# EXERCISE INSTRUCTIONS
Leaving the pictures aside, repeat the entries exactly.

# DATA FOR THIS TASK
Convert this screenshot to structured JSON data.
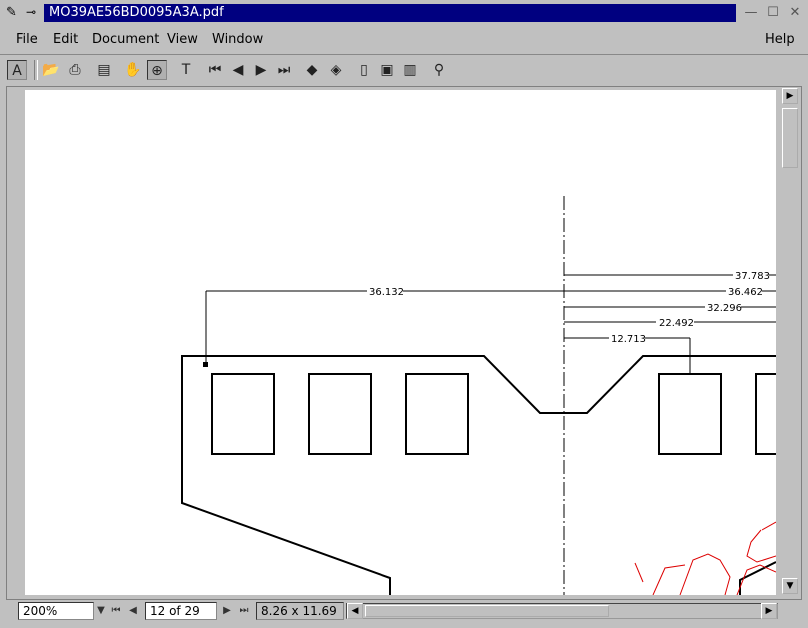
{
  "window": {
    "title": "MO39AE56BD0095A3A.pdf"
  },
  "menu": {
    "file": "File",
    "edit": "Edit",
    "document": "Document",
    "view": "View",
    "window": "Window",
    "help": "Help"
  },
  "drawing": {
    "dims": [
      "37.783",
      "36.462",
      "32.296",
      "22.492",
      "12.713",
      "36.132"
    ]
  },
  "status": {
    "zoom": "200%",
    "page": "12 of 29",
    "size": "8.26 x 11.69"
  },
  "icons": {
    "app": "acrobat-icon",
    "pin": "pin-icon",
    "minimize": "minimize-icon",
    "maximize": "maximize-icon",
    "close": "close-icon"
  }
}
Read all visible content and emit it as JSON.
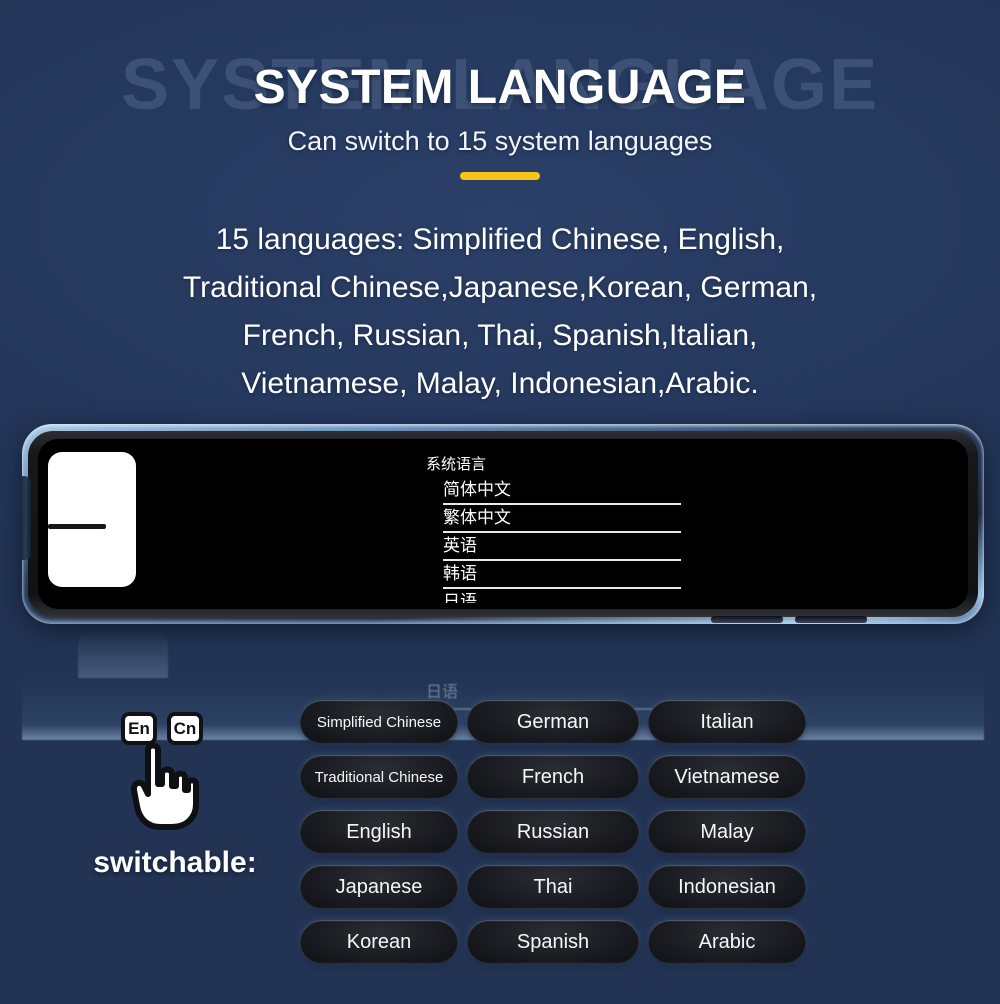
{
  "header": {
    "title": "SYSTEM LANGUAGE",
    "ghost_title": "SYSTEM LANGUAGE",
    "subtitle": "Can switch to 15 system languages",
    "divider_color": "#f5c518"
  },
  "intro": {
    "lines": [
      "15 languages: Simplified Chinese,  English,",
      "Traditional Chinese,Japanese,Korean, German,",
      "French, Russian, Thai, Spanish,Italian,",
      "Vietnamese, Malay, Indonesian,Arabic."
    ]
  },
  "device": {
    "menu": {
      "title": "系统语言",
      "items": [
        "简体中文",
        "繁体中文",
        "英语",
        "韩语",
        "日语"
      ]
    },
    "reflection_text": "日语"
  },
  "switchable": {
    "label": "switchable:",
    "key_en": "En",
    "key_cn": "Cn"
  },
  "languages": {
    "column1": [
      {
        "label": "Simplified Chinese",
        "size": "small"
      },
      {
        "label": "Traditional Chinese",
        "size": "small"
      },
      {
        "label": "English",
        "size": "normal"
      },
      {
        "label": "Japanese",
        "size": "normal"
      },
      {
        "label": "Korean",
        "size": "normal"
      }
    ],
    "column2": [
      {
        "label": "German",
        "size": "normal"
      },
      {
        "label": "French",
        "size": "normal"
      },
      {
        "label": "Russian",
        "size": "normal"
      },
      {
        "label": "Thai",
        "size": "normal"
      },
      {
        "label": "Spanish",
        "size": "normal"
      }
    ],
    "column3": [
      {
        "label": "Italian",
        "size": "normal"
      },
      {
        "label": "Vietnamese",
        "size": "normal"
      },
      {
        "label": "Malay",
        "size": "normal"
      },
      {
        "label": "Indonesian",
        "size": "normal"
      },
      {
        "label": "Arabic",
        "size": "normal"
      }
    ],
    "order": [
      "Simplified Chinese",
      "German",
      "Italian",
      "Traditional Chinese",
      "French",
      "Vietnamese",
      "English",
      "Russian",
      "Malay",
      "Japanese",
      "Thai",
      "Indonesian",
      "Korean",
      "Spanish",
      "Arabic"
    ]
  },
  "colors": {
    "background": "#24385e",
    "accent": "#f5c518",
    "text": "#ffffff",
    "ghost": "#3d5176",
    "pill": "#1a1c21"
  }
}
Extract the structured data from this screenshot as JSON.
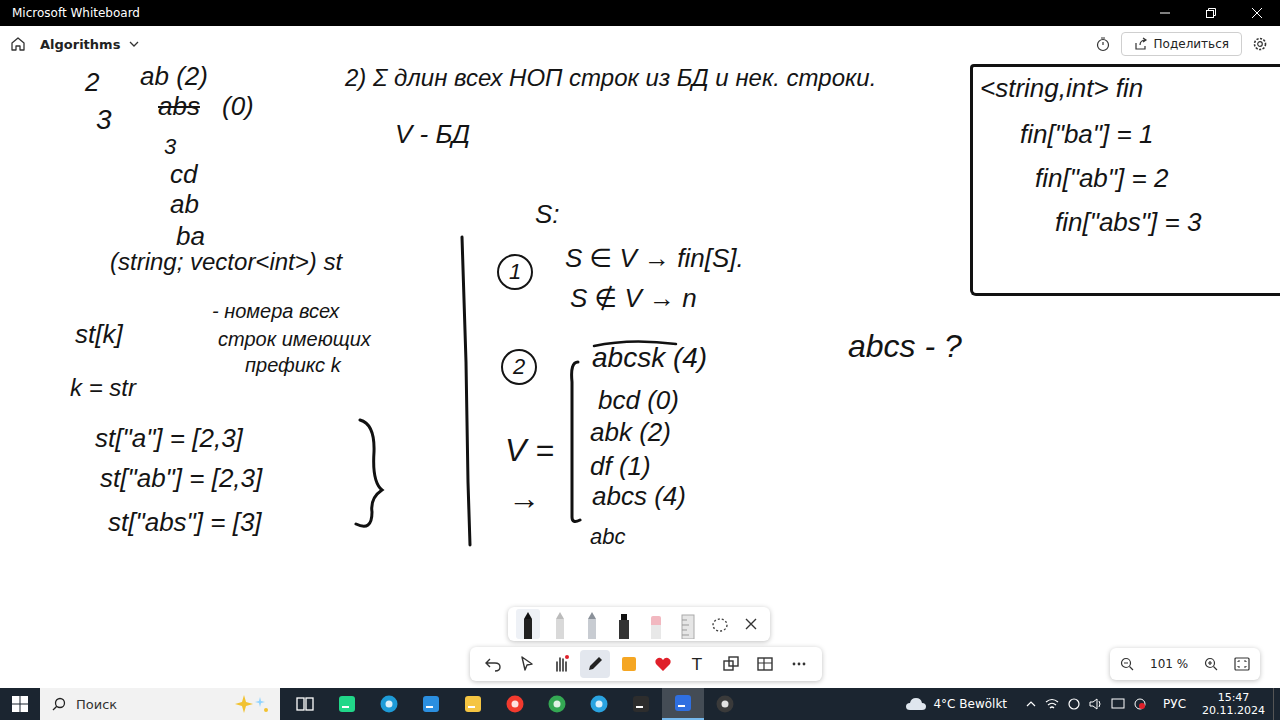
{
  "window": {
    "title": "Microsoft Whiteboard"
  },
  "app_bar": {
    "board_name": "Algorithms",
    "share_button": "Поделиться"
  },
  "canvas": {
    "notes": [
      {
        "text": "2",
        "kind": "text"
      },
      {
        "text": "ab (2)",
        "kind": "text"
      },
      {
        "text": "3",
        "kind": "text"
      },
      {
        "text": "abs",
        "kind": "struck"
      },
      {
        "text": "(0)",
        "kind": "text"
      },
      {
        "text": "3",
        "kind": "text"
      },
      {
        "text": "cd",
        "kind": "text"
      },
      {
        "text": "ab",
        "kind": "text"
      },
      {
        "text": "ba",
        "kind": "text"
      },
      {
        "text": "2) Σ длин всех НОП строк из БД и нек. строки.",
        "kind": "text"
      },
      {
        "text": "V - БД",
        "kind": "text"
      },
      {
        "text": "S:",
        "kind": "text"
      },
      {
        "text": "(string; vector<int>) st",
        "kind": "text"
      },
      {
        "text": "st[k]",
        "kind": "text"
      },
      {
        "text": "- номера всех",
        "kind": "text"
      },
      {
        "text": "строк имеющих",
        "kind": "text"
      },
      {
        "text": "префикс k",
        "kind": "text"
      },
      {
        "text": "k = str",
        "kind": "text"
      },
      {
        "text": "st[\"a\"] = [2,3]",
        "kind": "text"
      },
      {
        "text": "st[\"ab\"] = [2,3]",
        "kind": "text"
      },
      {
        "text": "st[\"abs\"] = [3]",
        "kind": "text"
      },
      {
        "text": "1",
        "kind": "circled"
      },
      {
        "text": "S ∈ V → fin[S].",
        "kind": "text"
      },
      {
        "text": "S ∉ V → n",
        "kind": "text"
      },
      {
        "text": "2",
        "kind": "circled"
      },
      {
        "text": "abcsk (4)",
        "kind": "text"
      },
      {
        "text": "bcd (0)",
        "kind": "text"
      },
      {
        "text": "abk (2)",
        "kind": "text"
      },
      {
        "text": "df (1)",
        "kind": "text"
      },
      {
        "text": "abcs (4)",
        "kind": "text"
      },
      {
        "text": "abc",
        "kind": "text"
      },
      {
        "text": "V =",
        "kind": "text"
      },
      {
        "text": "→",
        "kind": "text"
      },
      {
        "text": "abcs - ?",
        "kind": "text"
      },
      {
        "text": "<string,int> fin",
        "kind": "text"
      },
      {
        "text": "fin[\"ba\"] = 1",
        "kind": "text"
      },
      {
        "text": "fin[\"ab\"] = 2",
        "kind": "text"
      },
      {
        "text": "fin[\"abs\"] = 3",
        "kind": "text"
      }
    ]
  },
  "pen_tray": {
    "tools": [
      {
        "kind": "pen",
        "selected": true
      },
      {
        "kind": "pencil",
        "selected": false
      },
      {
        "kind": "silver",
        "selected": false
      },
      {
        "kind": "marker",
        "selected": false
      },
      {
        "kind": "eraser",
        "selected": false
      },
      {
        "kind": "ruler",
        "selected": false
      },
      {
        "kind": "lasso",
        "selected": false
      }
    ]
  },
  "toolbar": {
    "tools": [
      {
        "kind": "undo",
        "selected": false
      },
      {
        "kind": "select",
        "selected": false
      },
      {
        "kind": "hand",
        "selected": false
      },
      {
        "kind": "pen",
        "selected": true
      },
      {
        "kind": "note",
        "selected": false
      },
      {
        "kind": "reaction",
        "selected": false
      },
      {
        "kind": "text",
        "selected": false,
        "label": "T"
      },
      {
        "kind": "shapes",
        "selected": false
      },
      {
        "kind": "table",
        "selected": false
      },
      {
        "kind": "more",
        "selected": false
      }
    ]
  },
  "zoom": {
    "level": "101 %"
  },
  "taskbar": {
    "search_placeholder": "Поиск",
    "apps": [
      {
        "kind": "taskview",
        "selected": false
      },
      {
        "kind": "pycharm",
        "selected": false
      },
      {
        "kind": "edge",
        "selected": false
      },
      {
        "kind": "vscode",
        "selected": false
      },
      {
        "kind": "explorer",
        "selected": false
      },
      {
        "kind": "yandex",
        "selected": false
      },
      {
        "kind": "chrome",
        "selected": false
      },
      {
        "kind": "telegram",
        "selected": false
      },
      {
        "kind": "terminal",
        "selected": false
      },
      {
        "kind": "whiteboard",
        "selected": true
      },
      {
        "kind": "obs",
        "selected": false
      }
    ],
    "weather": "4°C Bewölkt",
    "language": "РУС",
    "time": "15:47",
    "date": "20.11.2024"
  }
}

# TASK SOLUTION
Convert this screenshot to structured JSON data.
{
  "window": {
    "title": "MO39AE56BD0095A3A.pdf"
  },
  "menu": {
    "file": "File",
    "edit": "Edit",
    "document": "Document",
    "view": "View",
    "window": "Window",
    "help": "Help"
  },
  "drawing": {
    "dims": [
      "37.783",
      "36.462",
      "32.296",
      "22.492",
      "12.713",
      "36.132"
    ]
  },
  "status": {
    "zoom": "200%",
    "page": "12 of 29",
    "size": "8.26 x 11.69"
  },
  "icons": {
    "app": "acrobat-icon",
    "pin": "pin-icon",
    "minimize": "minimize-icon",
    "maximize": "maximize-icon",
    "close": "close-icon"
  }
}
Read all visible content and emit it as JSON.
{
  "header": {
    "title": "SYSTEM LANGUAGE",
    "ghost_title": "SYSTEM LANGUAGE",
    "subtitle": "Can switch to 15 system languages",
    "divider_color": "#f5c518"
  },
  "intro": {
    "lines": [
      "15 languages: Simplified Chinese,  English,",
      "Traditional Chinese,Japanese,Korean, German,",
      "French, Russian, Thai, Spanish,Italian,",
      "Vietnamese, Malay, Indonesian,Arabic."
    ]
  },
  "device": {
    "menu": {
      "title": "系统语言",
      "items": [
        "简体中文",
        "繁体中文",
        "英语",
        "韩语",
        "日语"
      ]
    },
    "reflection_text": "日语"
  },
  "switchable": {
    "label": "switchable:",
    "key_en": "En",
    "key_cn": "Cn"
  },
  "languages": {
    "column1": [
      {
        "label": "Simplified Chinese",
        "size": "small"
      },
      {
        "label": "Traditional Chinese",
        "size": "small"
      },
      {
        "label": "English",
        "size": "normal"
      },
      {
        "label": "Japanese",
        "size": "normal"
      },
      {
        "label": "Korean",
        "size": "normal"
      }
    ],
    "column2": [
      {
        "label": "German",
        "size": "normal"
      },
      {
        "label": "French",
        "size": "normal"
      },
      {
        "label": "Russian",
        "size": "normal"
      },
      {
        "label": "Thai",
        "size": "normal"
      },
      {
        "label": "Spanish",
        "size": "normal"
      }
    ],
    "column3": [
      {
        "label": "Italian",
        "size": "normal"
      },
      {
        "label": "Vietnamese",
        "size": "normal"
      },
      {
        "label": "Malay",
        "size": "normal"
      },
      {
        "label": "Indonesian",
        "size": "normal"
      },
      {
        "label": "Arabic",
        "size": "normal"
      }
    ],
    "order": [
      "Simplified Chinese",
      "German",
      "Italian",
      "Traditional Chinese",
      "French",
      "Vietnamese",
      "English",
      "Russian",
      "Malay",
      "Japanese",
      "Thai",
      "Indonesian",
      "Korean",
      "Spanish",
      "Arabic"
    ]
  },
  "colors": {
    "background": "#24385e",
    "accent": "#f5c518",
    "text": "#ffffff",
    "ghost": "#3d5176",
    "pill": "#1a1c21"
  }
}
Extract the structured data from this screenshot as JSON.
{
  "window": {
    "title": "Microsoft Whiteboard"
  },
  "app_bar": {
    "board_name": "Algorithms",
    "share_button": "Поделиться"
  },
  "canvas": {
    "notes": [
      {
        "text": "2",
        "kind": "text"
      },
      {
        "text": "ab (2)",
        "kind": "text"
      },
      {
        "text": "3",
        "kind": "text"
      },
      {
        "text": "abs",
        "kind": "struck"
      },
      {
        "text": "(0)",
        "kind": "text"
      },
      {
        "text": "3",
        "kind": "text"
      },
      {
        "text": "cd",
        "kind": "text"
      },
      {
        "text": "ab",
        "kind": "text"
      },
      {
        "text": "ba",
        "kind": "text"
      },
      {
        "text": "2) Σ длин всех НОП строк из БД и нек. строки.",
        "kind": "text"
      },
      {
        "text": "V - БД",
        "kind": "text"
      },
      {
        "text": "S:",
        "kind": "text"
      },
      {
        "text": "(string; vector<int>) st",
        "kind": "text"
      },
      {
        "text": "st[k]",
        "kind": "text"
      },
      {
        "text": "- номера всех",
        "kind": "text"
      },
      {
        "text": "строк имеющих",
        "kind": "text"
      },
      {
        "text": "префикс k",
        "kind": "text"
      },
      {
        "text": "k = str",
        "kind": "text"
      },
      {
        "text": "st[\"a\"] = [2,3]",
        "kind": "text"
      },
      {
        "text": "st[\"ab\"] = [2,3]",
        "kind": "text"
      },
      {
        "text": "st[\"abs\"] = [3]",
        "kind": "text"
      },
      {
        "text": "1",
        "kind": "circled"
      },
      {
        "text": "S ∈ V → fin[S].",
        "kind": "text"
      },
      {
        "text": "S ∉ V → n",
        "kind": "text"
      },
      {
        "text": "2",
        "kind": "circled"
      },
      {
        "text": "abcsk (4)",
        "kind": "text"
      },
      {
        "text": "bcd (0)",
        "kind": "text"
      },
      {
        "text": "abk (2)",
        "kind": "text"
      },
      {
        "text": "df (1)",
        "kind": "text"
      },
      {
        "text": "abcs (4)",
        "kind": "text"
      },
      {
        "text": "abc",
        "kind": "text"
      },
      {
        "text": "V =",
        "kind": "text"
      },
      {
        "text": "→",
        "kind": "text"
      },
      {
        "text": "abcs - ?",
        "kind": "text"
      },
      {
        "text": "<string,int> fin",
        "kind": "text"
      },
      {
        "text": "fin[\"ba\"] = 1",
        "kind": "text"
      },
      {
        "text": "fin[\"ab\"] = 2",
        "kind": "text"
      },
      {
        "text": "fin[\"abs\"] = 3",
        "kind": "text"
      }
    ]
  },
  "pen_tray": {
    "tools": [
      {
        "kind": "pen",
        "selected": true
      },
      {
        "kind": "pencil",
        "selected": false
      },
      {
        "kind": "silver",
        "selected": false
      },
      {
        "kind": "marker",
        "selected": false
      },
      {
        "kind": "eraser",
        "selected": false
      },
      {
        "kind": "ruler",
        "selected": false
      },
      {
        "kind": "lasso",
        "selected": false
      }
    ]
  },
  "toolbar": {
    "tools": [
      {
        "kind": "undo",
        "selected": false
      },
      {
        "kind": "select",
        "selected": false
      },
      {
        "kind": "hand",
        "selected": false
      },
      {
        "kind": "pen",
        "selected": true
      },
      {
        "kind": "note",
        "selected": false
      },
      {
        "kind": "reaction",
        "selected": false
      },
      {
        "kind": "text",
        "selected": false,
        "label": "T"
      },
      {
        "kind": "shapes",
        "selected": false
      },
      {
        "kind": "table",
        "selected": false
      },
      {
        "kind": "more",
        "selected": false
      }
    ]
  },
  "zoom": {
    "level": "101 %"
  },
  "taskbar": {
    "search_placeholder": "Поиск",
    "apps": [
      {
        "kind": "taskview",
        "selected": false
      },
      {
        "kind": "pycharm",
        "selected": false
      },
      {
        "kind": "edge",
        "selected": false
      },
      {
        "kind": "vscode",
        "selected": false
      },
      {
        "kind": "explorer",
        "selected": false
      },
      {
        "kind": "yandex",
        "selected": false
      },
      {
        "kind": "chrome",
        "selected": false
      },
      {
        "kind": "telegram",
        "selected": false
      },
      {
        "kind": "terminal",
        "selected": false
      },
      {
        "kind": "whiteboard",
        "selected": true
      },
      {
        "kind": "obs",
        "selected": false
      }
    ],
    "weather": "4°C Bewölkt",
    "language": "РУС",
    "time": "15:47",
    "date": "20.11.2024"
  }
}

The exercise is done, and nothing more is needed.